Infographics in the classroom
Yesterday I read an article at Bionic Teaching that featured an “infographic” by Stephen Taubman. Based on a cheesy 2009 sci-fi flick, Taubman’s Mega Shark poster explains the physics of an enormous creature leaping out of the ocean and bringing down an airplane (I’m not making this up). It’s a beautifully crafted image that cleverly connects science fiction to real science – great for the classroom, don’t you think?
Infographics are visual representations designed to quickly explain complex information. They are used by journalists, computer scientists, mathematicians, educators, and others who need to communicate concepts clearly. Well-known examples of infographics include the illustrations in David Macaulay’s best-selling The New Way Things Work, as well as USA Today’s snapshot graphics, and the Weather Channel’s maps.
Infographics can feature pictures, charts, diagrams, graphs, tables, maps, lists, time lines, flowcharts, and more. A picture may be worth a thousand words, but these pictures usually include text. And they often incorporate a metaphor to help get the point across. For example, a Brazilian infographic about the causes of accidents is set on a busy city freeway interchange.

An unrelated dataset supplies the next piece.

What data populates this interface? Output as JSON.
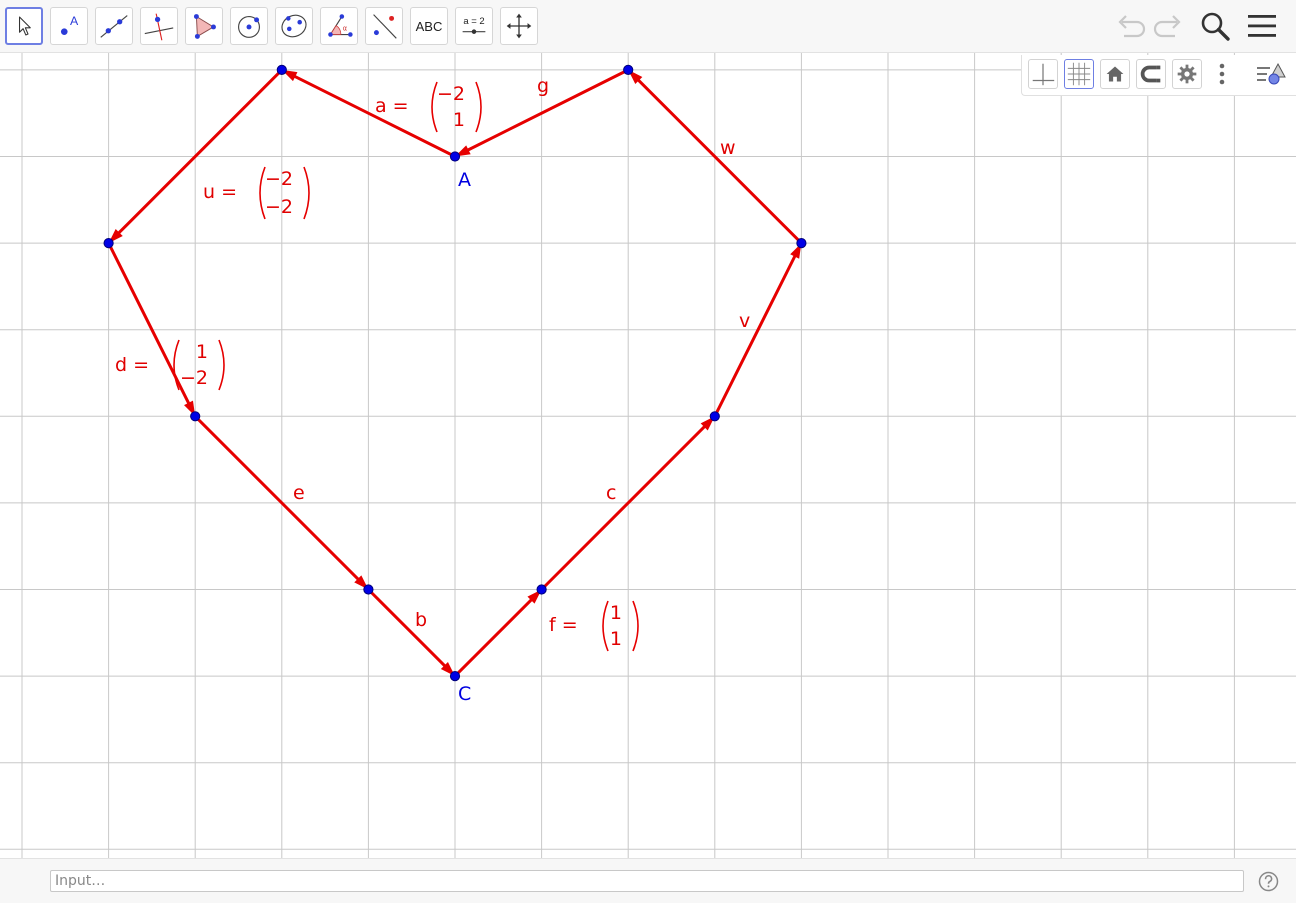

It’s not hard to see the potential value of infographics in teaching and learning. Visually appealing designs can draw learners in quickly, and a well-conceived metaphor can turn an intellectual chore into a game-like experience. Memorable infographics can also provide visual learners a solid mental framework within which to store new ideas. What’s not to like?
Infographics are likely to be large, so on-screen viewing may pose a bit of a challenge. When you zoom out to see the whole thing, text may become too small to read. Try using a simple image viewer (like “Preview” on the Mac) to open, zoom in and move around. With a small group you might choose to print out a few 11″ x 17″ color copies ($1 each) for students to share in class.
[tweetmeme] Below I have listed a few sources for ready-made infographics. A persistent (or lucky) professor might find an appropriate one for a specific topic, but it’s not impossible to make your own. One strategy is to combine elements made with different tools. You can create SmartArt with PowerPoint, maps with Google Maps, time lines with Xtimeline, concept maps with Xmind … even incorporate a comic from Pixton.
You may discover that it’s relatively easy to find tools, but hard to come up with a strategy for representing the information. Why not have students propose designs for infographics? They could work as individuals or groups, tackling a single problem or different ones. They wouldn’t need to create a product, just describe it and maybe do a rough sketch. Then you could pick the best ideas and turn them into infographics. You could DIY (do it yourself), but if you’re at Notre Dame the Learning Technology Lab would be glad to help.
Here’s some inspiration to get you started:
- Cool Infographics – visualizations and infographics from the media and the Internet
- Information is Beautiful – David McCandless
- Infographics at GOOD Magazine – for people who want to live well and do good
- Show Me Now – illustrated step-by-step tutorials on all kinds of things
- Strange Maps – just what it says
- Many Eyes – samples of other people’s work and ways to create your own
- Infografia | Infographics and Info Graphics – pools of images at Flickr